> **TASK**
Each entry should be repeated exactly. Its pictures should not be.

> **INPUT MATERIAL**
=== Section Start ===

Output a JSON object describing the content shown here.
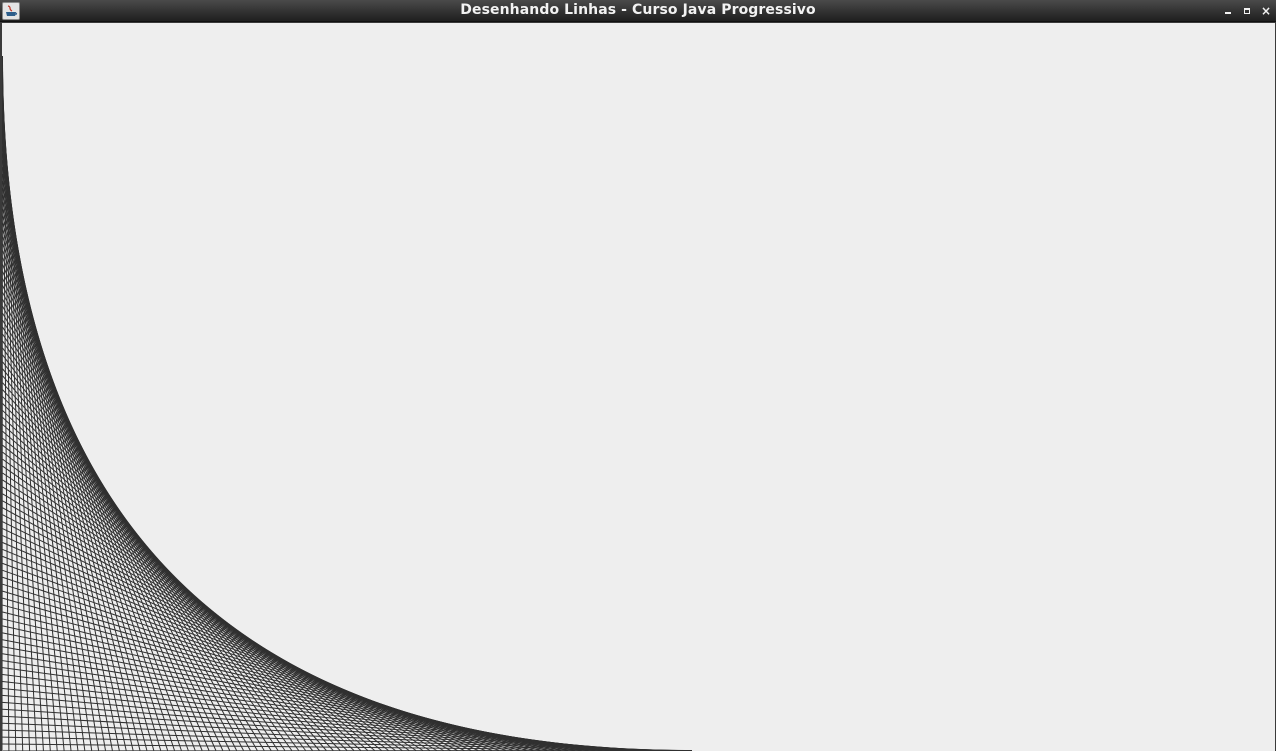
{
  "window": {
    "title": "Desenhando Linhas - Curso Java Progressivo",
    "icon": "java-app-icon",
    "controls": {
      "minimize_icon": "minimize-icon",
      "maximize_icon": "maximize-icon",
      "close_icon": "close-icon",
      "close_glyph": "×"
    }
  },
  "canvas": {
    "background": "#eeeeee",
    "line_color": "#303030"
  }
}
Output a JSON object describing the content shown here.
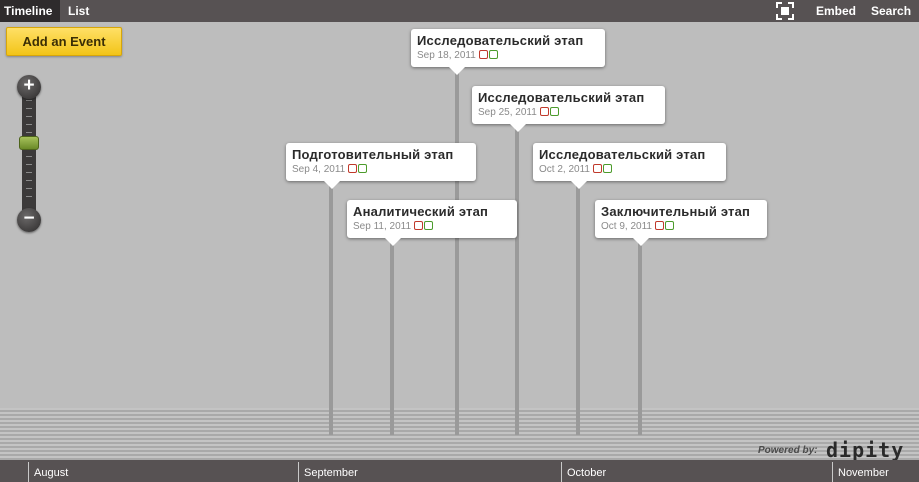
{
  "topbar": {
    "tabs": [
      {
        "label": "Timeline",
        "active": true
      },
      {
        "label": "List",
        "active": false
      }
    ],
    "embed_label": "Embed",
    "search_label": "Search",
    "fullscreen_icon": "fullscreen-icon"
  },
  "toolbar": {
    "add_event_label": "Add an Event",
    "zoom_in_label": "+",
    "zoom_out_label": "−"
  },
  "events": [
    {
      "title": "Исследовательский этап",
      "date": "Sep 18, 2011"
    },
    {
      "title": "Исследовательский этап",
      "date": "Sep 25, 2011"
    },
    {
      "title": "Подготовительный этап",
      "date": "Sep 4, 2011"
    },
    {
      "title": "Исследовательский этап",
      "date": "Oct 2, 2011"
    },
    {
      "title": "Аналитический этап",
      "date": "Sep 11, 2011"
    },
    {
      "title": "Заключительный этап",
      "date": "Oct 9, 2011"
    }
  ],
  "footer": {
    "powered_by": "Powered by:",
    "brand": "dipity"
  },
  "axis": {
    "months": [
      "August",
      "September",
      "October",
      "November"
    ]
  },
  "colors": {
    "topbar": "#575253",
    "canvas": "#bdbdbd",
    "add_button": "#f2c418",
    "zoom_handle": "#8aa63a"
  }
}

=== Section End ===

> **SOLUTION TO THIS EXERCISE**
Output a JSON object describing the content shown here.
{
  "window": {
    "title": "Desenhando Linhas - Curso Java Progressivo",
    "icon": "java-app-icon",
    "controls": {
      "minimize_icon": "minimize-icon",
      "maximize_icon": "maximize-icon",
      "close_icon": "close-icon",
      "close_glyph": "×"
    }
  },
  "canvas": {
    "background": "#eeeeee",
    "line_color": "#303030"
  }
}
Output a JSON object describing the content shown here.
{
  "topbar": {
    "tabs": [
      {
        "label": "Timeline",
        "active": true
      },
      {
        "label": "List",
        "active": false
      }
    ],
    "embed_label": "Embed",
    "search_label": "Search",
    "fullscreen_icon": "fullscreen-icon"
  },
  "toolbar": {
    "add_event_label": "Add an Event",
    "zoom_in_label": "+",
    "zoom_out_label": "−"
  },
  "events": [
    {
      "title": "Исследовательский этап",
      "date": "Sep 18, 2011"
    },
    {
      "title": "Исследовательский этап",
      "date": "Sep 25, 2011"
    },
    {
      "title": "Подготовительный этап",
      "date": "Sep 4, 2011"
    },
    {
      "title": "Исследовательский этап",
      "date": "Oct 2, 2011"
    },
    {
      "title": "Аналитический этап",
      "date": "Sep 11, 2011"
    },
    {
      "title": "Заключительный этап",
      "date": "Oct 9, 2011"
    }
  ],
  "footer": {
    "powered_by": "Powered by:",
    "brand": "dipity"
  },
  "axis": {
    "months": [
      "August",
      "September",
      "October",
      "November"
    ]
  },
  "colors": {
    "topbar": "#575253",
    "canvas": "#bdbdbd",
    "add_button": "#f2c418",
    "zoom_handle": "#8aa63a"
  }
}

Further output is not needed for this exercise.